_Study material_:
==============================

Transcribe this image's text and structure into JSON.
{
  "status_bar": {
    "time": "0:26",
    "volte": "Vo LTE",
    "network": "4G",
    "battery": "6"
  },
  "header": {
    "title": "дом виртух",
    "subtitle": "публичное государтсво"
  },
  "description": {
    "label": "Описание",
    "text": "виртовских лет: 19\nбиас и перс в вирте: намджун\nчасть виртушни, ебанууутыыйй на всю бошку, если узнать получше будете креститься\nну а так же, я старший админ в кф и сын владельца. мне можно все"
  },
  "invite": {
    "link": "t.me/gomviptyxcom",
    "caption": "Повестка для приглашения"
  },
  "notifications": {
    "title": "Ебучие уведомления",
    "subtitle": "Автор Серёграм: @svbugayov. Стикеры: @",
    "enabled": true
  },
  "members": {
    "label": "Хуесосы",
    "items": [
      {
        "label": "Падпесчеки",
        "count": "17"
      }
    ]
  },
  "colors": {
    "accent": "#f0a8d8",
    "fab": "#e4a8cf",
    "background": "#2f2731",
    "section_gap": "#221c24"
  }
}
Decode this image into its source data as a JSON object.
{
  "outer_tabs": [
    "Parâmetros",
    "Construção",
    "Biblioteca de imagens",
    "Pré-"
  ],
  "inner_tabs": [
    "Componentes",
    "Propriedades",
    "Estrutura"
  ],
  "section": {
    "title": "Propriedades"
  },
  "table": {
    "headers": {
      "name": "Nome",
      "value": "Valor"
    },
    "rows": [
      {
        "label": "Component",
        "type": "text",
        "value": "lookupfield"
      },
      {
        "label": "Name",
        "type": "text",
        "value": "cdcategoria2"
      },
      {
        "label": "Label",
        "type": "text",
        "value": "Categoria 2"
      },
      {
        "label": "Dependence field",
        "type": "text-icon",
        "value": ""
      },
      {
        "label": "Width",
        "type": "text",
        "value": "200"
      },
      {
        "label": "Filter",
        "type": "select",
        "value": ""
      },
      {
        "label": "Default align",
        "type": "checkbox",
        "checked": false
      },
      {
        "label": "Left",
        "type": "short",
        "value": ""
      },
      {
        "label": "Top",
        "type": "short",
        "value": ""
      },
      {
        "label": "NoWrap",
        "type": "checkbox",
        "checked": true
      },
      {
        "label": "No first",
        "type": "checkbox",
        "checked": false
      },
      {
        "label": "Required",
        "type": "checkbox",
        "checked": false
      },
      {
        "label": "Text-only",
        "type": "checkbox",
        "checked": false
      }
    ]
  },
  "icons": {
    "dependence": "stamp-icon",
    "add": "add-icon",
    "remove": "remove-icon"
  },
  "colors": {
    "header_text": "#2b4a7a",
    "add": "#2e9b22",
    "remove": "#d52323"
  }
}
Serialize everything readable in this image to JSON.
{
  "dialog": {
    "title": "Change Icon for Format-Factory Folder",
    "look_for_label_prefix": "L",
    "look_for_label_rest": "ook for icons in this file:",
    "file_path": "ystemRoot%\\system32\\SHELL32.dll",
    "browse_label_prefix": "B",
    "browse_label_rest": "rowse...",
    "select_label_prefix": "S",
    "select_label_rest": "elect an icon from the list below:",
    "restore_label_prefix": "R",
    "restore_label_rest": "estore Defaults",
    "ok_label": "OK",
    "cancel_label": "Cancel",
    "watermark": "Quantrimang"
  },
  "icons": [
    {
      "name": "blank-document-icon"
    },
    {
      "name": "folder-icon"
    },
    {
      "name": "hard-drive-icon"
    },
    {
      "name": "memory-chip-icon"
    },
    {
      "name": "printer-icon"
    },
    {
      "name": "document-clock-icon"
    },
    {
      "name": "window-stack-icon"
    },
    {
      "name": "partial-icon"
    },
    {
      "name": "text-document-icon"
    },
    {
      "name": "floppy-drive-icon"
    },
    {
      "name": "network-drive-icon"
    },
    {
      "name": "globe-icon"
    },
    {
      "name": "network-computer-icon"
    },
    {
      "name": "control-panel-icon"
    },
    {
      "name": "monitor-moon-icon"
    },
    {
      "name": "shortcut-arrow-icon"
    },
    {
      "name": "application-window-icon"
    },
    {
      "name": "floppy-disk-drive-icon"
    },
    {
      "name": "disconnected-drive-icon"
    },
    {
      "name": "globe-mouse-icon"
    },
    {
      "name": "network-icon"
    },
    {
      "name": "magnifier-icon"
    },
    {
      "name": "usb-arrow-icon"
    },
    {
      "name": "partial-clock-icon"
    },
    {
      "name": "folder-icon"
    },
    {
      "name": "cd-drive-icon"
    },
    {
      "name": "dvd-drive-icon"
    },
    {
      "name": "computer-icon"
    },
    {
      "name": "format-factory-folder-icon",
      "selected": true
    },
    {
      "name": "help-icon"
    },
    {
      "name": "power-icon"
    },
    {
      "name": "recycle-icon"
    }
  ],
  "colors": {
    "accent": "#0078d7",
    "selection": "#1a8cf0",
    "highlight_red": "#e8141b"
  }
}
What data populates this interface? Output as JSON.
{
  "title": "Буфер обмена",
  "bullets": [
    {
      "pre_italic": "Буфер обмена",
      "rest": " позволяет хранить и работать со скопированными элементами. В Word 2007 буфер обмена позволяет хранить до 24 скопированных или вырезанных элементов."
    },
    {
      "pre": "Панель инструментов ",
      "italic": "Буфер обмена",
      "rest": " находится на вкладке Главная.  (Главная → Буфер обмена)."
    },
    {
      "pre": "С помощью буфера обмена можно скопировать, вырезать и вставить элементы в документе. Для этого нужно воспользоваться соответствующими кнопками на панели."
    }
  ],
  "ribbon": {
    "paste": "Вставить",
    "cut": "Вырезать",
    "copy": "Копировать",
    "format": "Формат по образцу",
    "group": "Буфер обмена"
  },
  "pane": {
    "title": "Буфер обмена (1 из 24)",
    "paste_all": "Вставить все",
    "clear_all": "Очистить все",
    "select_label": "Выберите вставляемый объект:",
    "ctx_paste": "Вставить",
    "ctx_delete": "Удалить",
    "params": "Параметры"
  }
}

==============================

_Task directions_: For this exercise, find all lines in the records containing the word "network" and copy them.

_Solved problem_:
    "network": "4G",
      "name": "network-drive-icon"
      "name": "network-computer-icon"
      "name": "network-icon"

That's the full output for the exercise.